J-Ram’s aggressive baserunning evokes Cleveland’s playoff past

12:42 AM UTC

CLEVELAND — When you can only think of a handful of instances that a certain play has occurred in the past, you know it has to take some skill (and speed) to pull it off.

On October 17, 1995, Kenny Lofton scored from second base on a passed ball in Game 6 of the ALCS. Jason Kipnis did it on a wild pitch in Game 7 of the 2016 World Series. Maybe it was only a random June game when José Ramírez did it on Saturday, but in front of a sold-out crowd, you would’ve thought it was a playoff atmosphere.

Ramírez scored from second base on a wild pitch in the third inning, and it ended up being the deciding run in the Guardians’ 3-2 victory over the Nationals at Progressive Field. Cleveland’s winning streak at home is now nine straight games.

A splitter from Nationals starter Mitchell Parker bounced off of catcher Riley Adams and trickled toward Washington’s dugout. Parker took a split second to find the ball and then raced after it.

“There’s a lot of people who see that ball and they just kind of jog over to third, but he was sprinting right [away],” Guardians manager Stephen Vogt said.

Ramírez peeked up just as he got to third base and saw that the ball hadn’t been secured yet.

“Once I was about to step on the base, he was still chasing the ball,” Ramírez said through team interpreter Agustin Rivero. “So that’s when I realized I had a chance to make it.”

As he made the turn around third, half of the eyes in the park were on Ramírez. The other half were watching if the ball would go into the dugout.

“I was surprised how quiet the stadium was,” starter Ben Lively said, “and he’s just running because you anticipate like the, ‘OOH!’ and it was just silent.”

“I was watching the ball to see if it was going to go into the dugout and all of a sudden I see a blur come out of the corner of my eye and it was Josey,” Vogt said.

I was on deck during it,” DH Kyle Manzardo said, “and I was following the ball the whole time, so then I turned and saw the catcher throw it and I was like, ‘What?
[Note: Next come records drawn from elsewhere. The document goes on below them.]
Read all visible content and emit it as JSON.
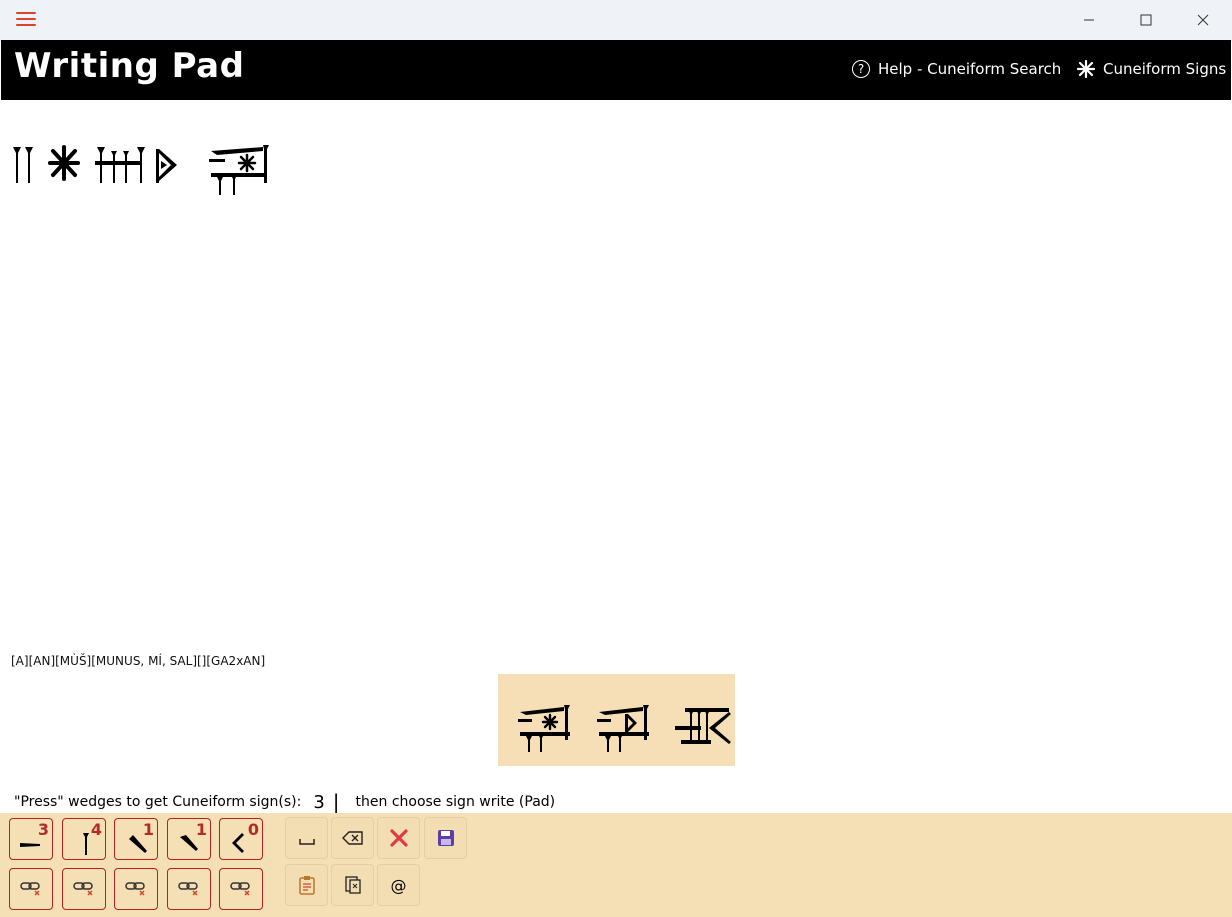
{
  "window": {
    "menu_icon": "hamburger-icon",
    "controls": [
      "minimize-icon",
      "maximize-icon",
      "close-icon"
    ]
  },
  "header": {
    "title": "Writing Pad",
    "help_label": "Help - Cuneiform Search",
    "signs_label": "Cuneiform Signs"
  },
  "pad": {
    "glyph_line": "cuneiform signs: A AN MUŠ MUNUS GA2xAN",
    "transliteration": "[A][AN][MÙŠ][MUNUS, MÍ, SAL][][GA2xAN]"
  },
  "candidates": [
    "cuneiform sign 1",
    "cuneiform sign 2",
    "cuneiform sign 3"
  ],
  "prompt": {
    "before": "\"Press\" wedges to get Cuneiform sign(s):",
    "count": "3",
    "caret": "|",
    "after": "then choose sign write (Pad)"
  },
  "wedges": [
    {
      "icon": "horizontal-wedge-icon",
      "count": "3"
    },
    {
      "icon": "vertical-wedge-icon",
      "count": "4"
    },
    {
      "icon": "diagonal-down-wedge-icon",
      "count": "1"
    },
    {
      "icon": "diagonal-up-wedge-icon",
      "count": "1"
    },
    {
      "icon": "winkelhaken-icon",
      "count": "0"
    }
  ],
  "tools": [
    "space-icon",
    "backspace-icon",
    "clear-icon",
    "save-icon",
    "paste-icon",
    "copy-icon",
    "at-icon"
  ],
  "colors": {
    "accent": "#d9442a",
    "header_bg": "#000000",
    "panel_bg": "#f5dfb5",
    "wedge_border": "#b02323",
    "wedge_count": "#b22b2b",
    "clear_icon": "#e0394a",
    "save_icon": "#5b3ea8"
  }
}
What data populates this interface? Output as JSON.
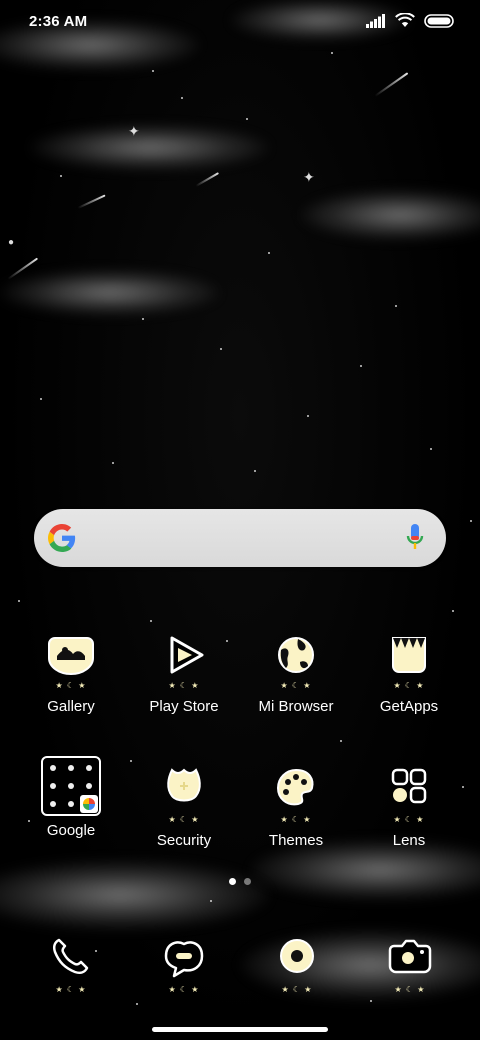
{
  "status_bar": {
    "time": "2:36 AM",
    "icons": [
      "signal-icon",
      "wifi-icon",
      "battery-icon"
    ]
  },
  "search": {
    "provider_icon": "google-g-icon",
    "voice_icon": "microphone-icon"
  },
  "apps_row1": [
    {
      "label": "Gallery",
      "icon": "gallery-icon"
    },
    {
      "label": "Play Store",
      "icon": "play-store-icon"
    },
    {
      "label": "Mi Browser",
      "icon": "browser-globe-icon"
    },
    {
      "label": "GetApps",
      "icon": "getapps-bag-icon"
    }
  ],
  "apps_row2": [
    {
      "label": "Google",
      "icon": "google-folder-icon"
    },
    {
      "label": "Security",
      "icon": "security-shield-icon"
    },
    {
      "label": "Themes",
      "icon": "palette-icon"
    },
    {
      "label": "Lens",
      "icon": "lens-grid-icon"
    }
  ],
  "page_indicator": {
    "pages": 2,
    "current": 1
  },
  "dock": [
    {
      "icon": "phone-icon"
    },
    {
      "icon": "messages-icon"
    },
    {
      "icon": "browser-donut-icon"
    },
    {
      "icon": "camera-icon"
    }
  ],
  "colors": {
    "icon_fill": "#fbf3c6",
    "icon_outline": "#ffffff",
    "background": "#000000"
  }
}
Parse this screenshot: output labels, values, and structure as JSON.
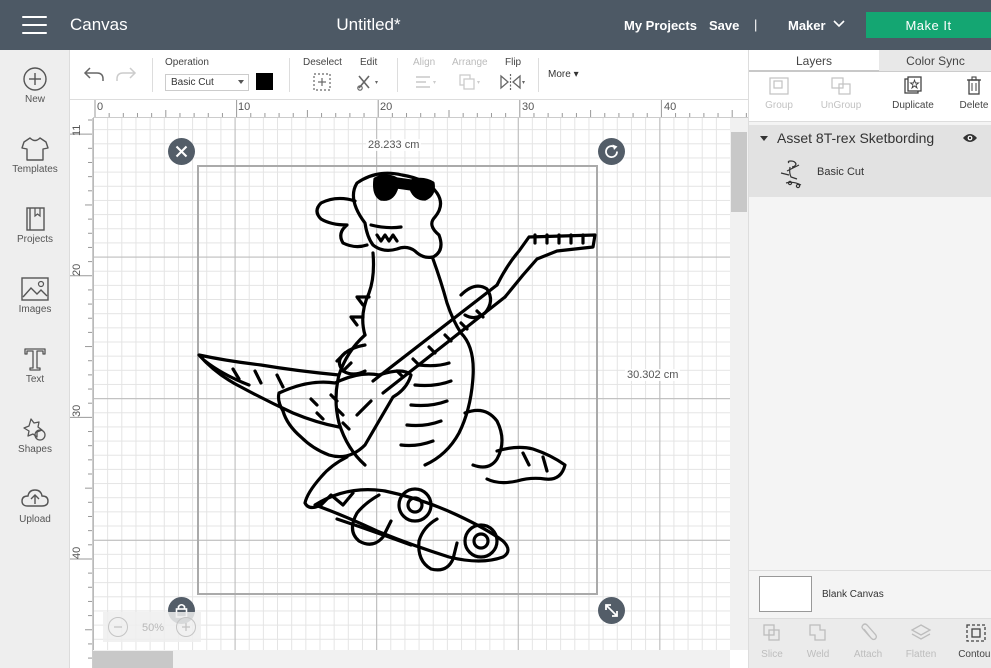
{
  "header": {
    "app_title": "Canvas",
    "doc_title": "Untitled*",
    "my_projects": "My Projects",
    "save": "Save",
    "separator": "|",
    "machine": "Maker",
    "make_it": "Make It",
    "make_it_color": "#14a672",
    "bg_color": "#4d5965"
  },
  "sidebar": {
    "items": [
      {
        "label": "New",
        "icon": "plus-circle-icon"
      },
      {
        "label": "Templates",
        "icon": "tshirt-icon"
      },
      {
        "label": "Projects",
        "icon": "book-icon"
      },
      {
        "label": "Images",
        "icon": "image-icon"
      },
      {
        "label": "Text",
        "icon": "text-t-icon"
      },
      {
        "label": "Shapes",
        "icon": "shapes-icon"
      },
      {
        "label": "Upload",
        "icon": "cloud-upload-icon"
      }
    ]
  },
  "toolbar": {
    "operation_label": "Operation",
    "operation_value": "Basic Cut",
    "color": "#000000",
    "deselect": "Deselect",
    "edit": "Edit",
    "align": "Align",
    "arrange": "Arrange",
    "flip": "Flip",
    "more": "More"
  },
  "rulers": {
    "top": [
      "0",
      "10",
      "20",
      "30",
      "40"
    ],
    "left": [
      "11",
      "20",
      "30",
      "40"
    ]
  },
  "canvas": {
    "width_label": "28.233 cm",
    "height_label": "30.302 cm",
    "zoom": "50%"
  },
  "panel": {
    "tab_layers": "Layers",
    "tab_color_sync": "Color Sync",
    "tools": {
      "group": "Group",
      "ungroup": "UnGroup",
      "duplicate": "Duplicate",
      "delete": "Delete"
    },
    "layer_group_name": "Asset 8T-rex Sketbording",
    "layer_name": "Basic Cut",
    "blank_canvas": "Blank Canvas",
    "bottom_tools": {
      "slice": "Slice",
      "weld": "Weld",
      "attach": "Attach",
      "flatten": "Flatten",
      "contour": "Contour"
    }
  }
}
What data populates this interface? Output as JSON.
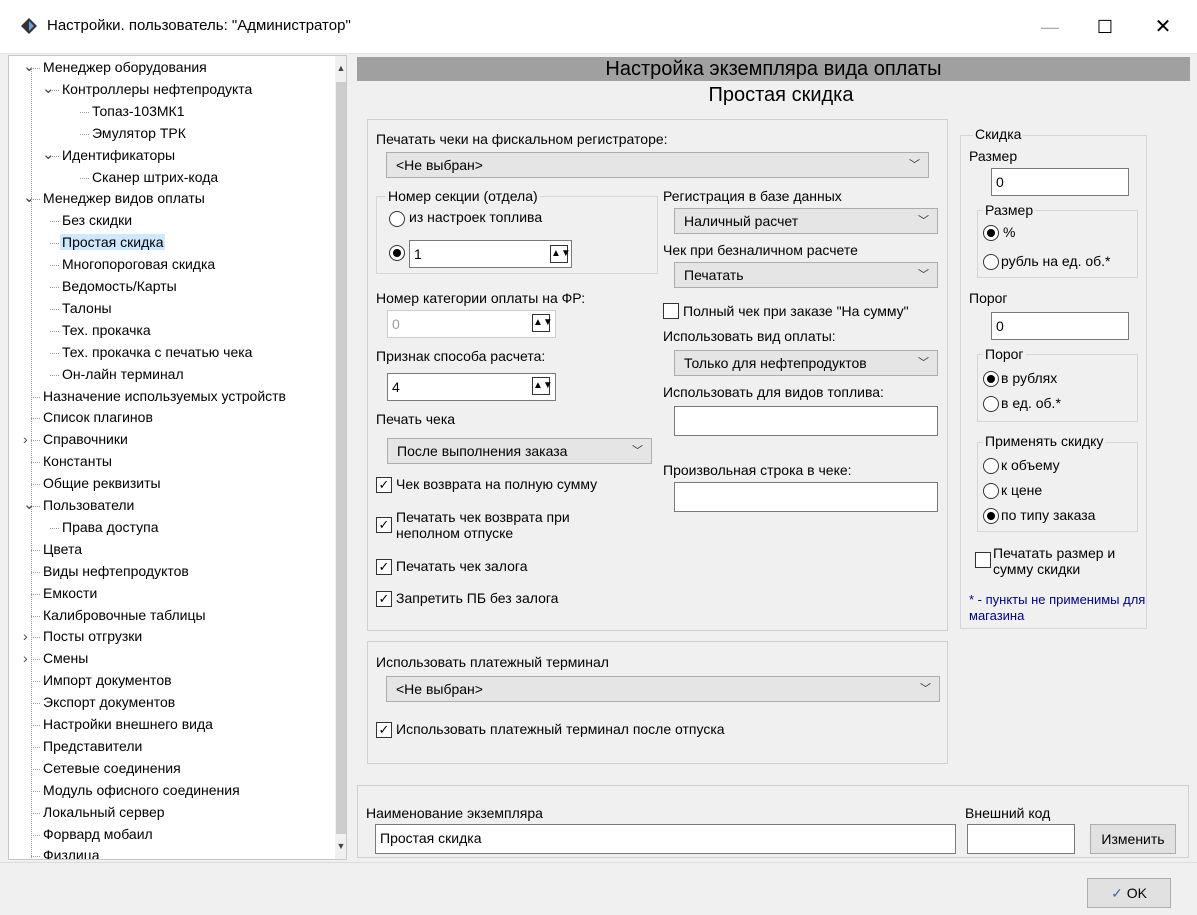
{
  "window": {
    "title": "Настройки. пользователь: \"Администратор\""
  },
  "tree": {
    "items": [
      {
        "label": "Менеджер оборудования"
      },
      {
        "label": "Контроллеры нефтепродукта"
      },
      {
        "label": "Топаз-103МК1"
      },
      {
        "label": "Эмулятор ТРК"
      },
      {
        "label": "Идентификаторы"
      },
      {
        "label": "Сканер штрих-кода"
      },
      {
        "label": "Менеджер видов оплаты"
      },
      {
        "label": "Без скидки"
      },
      {
        "label": "Простая скидка"
      },
      {
        "label": "Многопороговая скидка"
      },
      {
        "label": "Ведомость/Карты"
      },
      {
        "label": "Талоны"
      },
      {
        "label": "Тех. прокачка"
      },
      {
        "label": "Тех. прокачка с печатью чека"
      },
      {
        "label": "Он-лайн терминал"
      },
      {
        "label": "Назначение используемых устройств"
      },
      {
        "label": "Список плагинов"
      },
      {
        "label": "Справочники"
      },
      {
        "label": "Константы"
      },
      {
        "label": "Общие реквизиты"
      },
      {
        "label": "Пользователи"
      },
      {
        "label": "Права доступа"
      },
      {
        "label": "Цвета"
      },
      {
        "label": "Виды нефтепродуктов"
      },
      {
        "label": "Емкости"
      },
      {
        "label": "Калибровочные таблицы"
      },
      {
        "label": "Посты отгрузки"
      },
      {
        "label": "Смены"
      },
      {
        "label": "Импорт документов"
      },
      {
        "label": "Экспорт документов"
      },
      {
        "label": "Настройки внешнего вида"
      },
      {
        "label": "Представители"
      },
      {
        "label": "Сетевые соединения"
      },
      {
        "label": "Модуль офисного соединения"
      },
      {
        "label": "Локальный сервер"
      },
      {
        "label": "Форвард мобаил"
      },
      {
        "label": "Физлица"
      }
    ]
  },
  "header": {
    "title": "Настройка экземпляра вида оплаты",
    "subtitle": "Простая скидка"
  },
  "main": {
    "fiscal_label": "Печатать чеки на фискальном регистраторе:",
    "fiscal_value": "<Не выбран>",
    "section_group": "Номер секции (отдела)",
    "section_from_fuel": "из настроек топлива",
    "section_value": "1",
    "pay_category_label": "Номер категории оплаты на ФР:",
    "pay_category_value": "0",
    "calc_method_label": "Признак способа расчета:",
    "calc_method_value": "4",
    "print_check_label": "Печать чека",
    "print_check_value": "После выполнения заказа",
    "chk_return_full": "Чек возврата на полную сумму",
    "chk_return_partial": "Печатать чек возврата при неполном отпуске",
    "chk_deposit": "Печатать чек залога",
    "chk_forbid_pb": "Запретить ПБ без залога",
    "db_reg_label": "Регистрация в базе данных",
    "db_reg_value": "Наличный расчет",
    "cashless_label": "Чек при безналичном расчете",
    "cashless_value": "Печатать",
    "full_check_label": "Полный чек при заказе \"На сумму\"",
    "use_payment_label": "Использовать вид оплаты:",
    "use_payment_value": "Только для нефтепродуктов",
    "fuel_types_label": "Использовать для видов топлива:",
    "fuel_types_value": "",
    "custom_line_label": "Произвольная строка в чеке:",
    "custom_line_value": ""
  },
  "terminal": {
    "label": "Использовать платежный терминал",
    "value": "<Не выбран>",
    "after_release": "Использовать платежный терминал после отпуска"
  },
  "discount": {
    "group": "Скидка",
    "size_label": "Размер",
    "size_value": "0",
    "size_group": "Размер",
    "size_percent": "%",
    "size_rub": "рубль на ед. об.*",
    "threshold_label": "Порог",
    "threshold_value": "0",
    "threshold_group": "Порог",
    "threshold_rub": "в рублях",
    "threshold_units": "в ед. об.*",
    "apply_group": "Применять скидку",
    "apply_volume": "к объему",
    "apply_price": "к цене",
    "apply_order": "по типу заказа",
    "print_size": "Печатать размер и сумму скидки",
    "note": "* - пункты не применимы для магазина"
  },
  "footer": {
    "name_label": "Наименование экземпляра",
    "name_value": "Простая скидка",
    "ext_code_label": "Внешний код",
    "ext_code_value": "",
    "change_button": "Изменить",
    "ok_button": "OK"
  }
}
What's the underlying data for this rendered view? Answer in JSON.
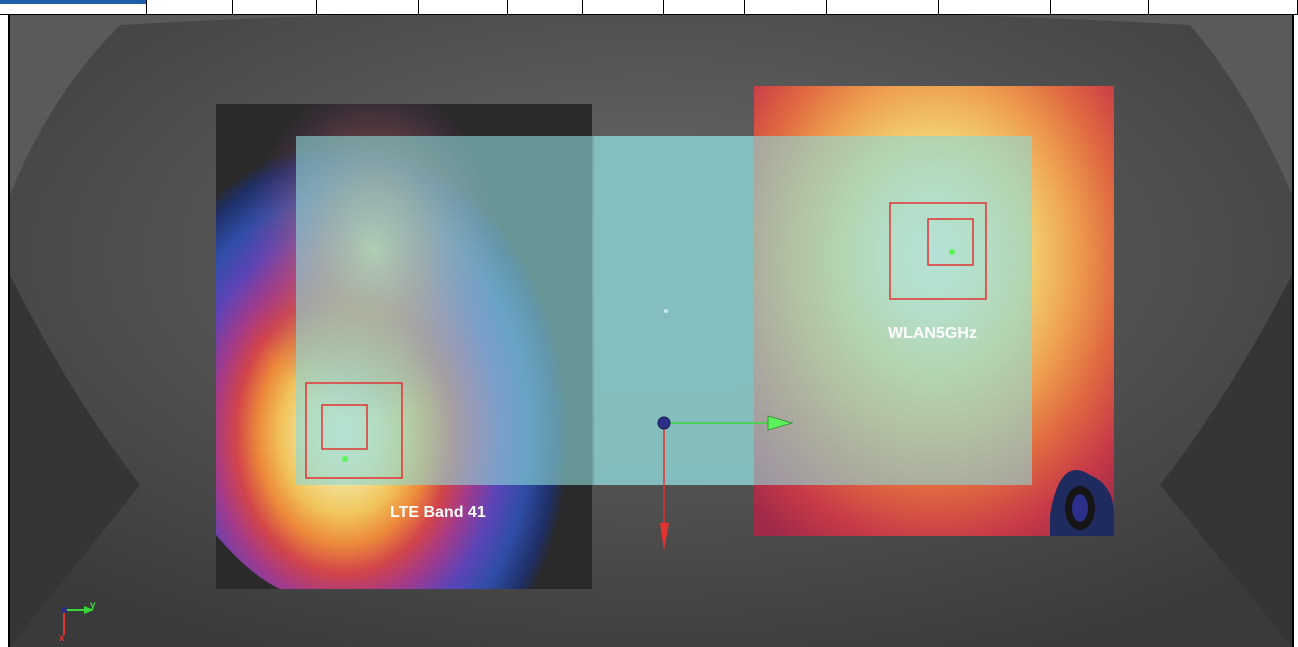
{
  "viewport": {
    "background": "#4a4a4a",
    "wlan_panel": {
      "label": "WLAN5GHz"
    },
    "lte_panel": {
      "label": "LTE Band 41"
    },
    "plane_color": "#8cd6d6",
    "axis_colors": {
      "x": "#e23232",
      "y": "#38d838",
      "origin": "#2b2f8a"
    },
    "orientation_triad": {
      "y_label": "y",
      "x_label": "x"
    }
  }
}
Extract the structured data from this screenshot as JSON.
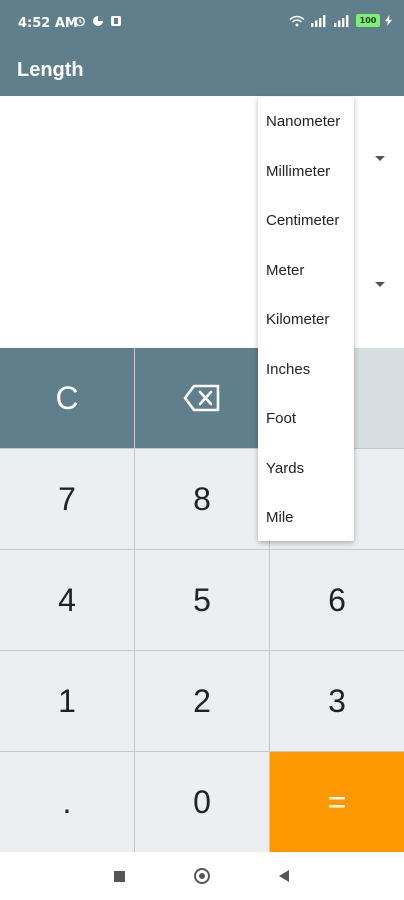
{
  "status_bar": {
    "time": "4:52 AM",
    "battery": "100"
  },
  "app_bar": {
    "title": "Length"
  },
  "keypad": {
    "clear": "C",
    "seven": "7",
    "eight": "8",
    "four": "4",
    "five": "5",
    "six": "6",
    "one": "1",
    "two": "2",
    "three": "3",
    "dot": ".",
    "zero": "0",
    "equals": "="
  },
  "unit_menu": {
    "items": [
      "Nanometer",
      "Millimeter",
      "Centimeter",
      "Meter",
      "Kilometer",
      "Inches",
      "Foot",
      "Yards",
      "Mile"
    ]
  },
  "colors": {
    "primary": "#5f7f8c",
    "accent": "#ff9800",
    "key_background": "#eceff2"
  },
  "icons": {
    "backspace": "backspace-icon",
    "dropdown": "arrow-drop-down-icon",
    "nav_recents": "square-icon",
    "nav_home": "circle-icon",
    "nav_back": "triangle-back-icon"
  }
}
Like he’s about to score.’”

Ramírez hustled toward the plate and Adams turned to throw the ball to Parker, who was covering home.

“As soon as I’m seeing the pitcher or whoever is covering the base, I start to get an angle to get a better position to touch the plate,” Ramírez said.

From his wide turn in the grass in foul territory, Ramírez made a last-second leaping dive for the top of the plate, toward the pitcher’s mound, to avoid Parker’s tag.

“He just slides and everybody starts cheering and I was like, ‘Wow!’” Lively said with a chuckle.

Yes, Ramírez is a slugger who is leading the Majors in RBIs. But it’s these hustle moments that stand out the most. Over the last few seasons, the perception of Ramírez has been the same: If your best player is playing as hard as Ramírez does, the rest of the guys will follow suit.

“When you have a role model like that that’s mentoring you, that’s showing you the right way to play and work and do the right things, it’s going to rub off on you,” Vogt said. “And Josey does that for all of our players, even our veteran players.”

Ramírez trotted toward his dugout with a smirk on his face, unaware at the time that this run would be the difference in saving Lively’s stellar outing that was almost derailed by a miscue in right field in the fourth inning.

“I wish people could hear the dugout when he does some of the things he does,” Vogt said. “We are all wowed still every day by it. It’s incredible.”

Ramírez said he focused on losing weight this offseason to be faster this year. So far, Baseball Savant has him at the same average sprint speed as ‘23: 27.8 feet per second. But on this play, Ramírez was clocked at 29 feet per second.

“It’s not only instinct. It’s also speed,” Ramírez said. “You have to be fast to be able to do it.”

Just add Ramírez to a short list of Clevelanders who have pulled off this feat. Yet another historical list the Guardians’ All-Star finds his name on.

“I say it to … whoever will listen, I love watching that guy play,” Vogt said. “He never ceases to amaze me.”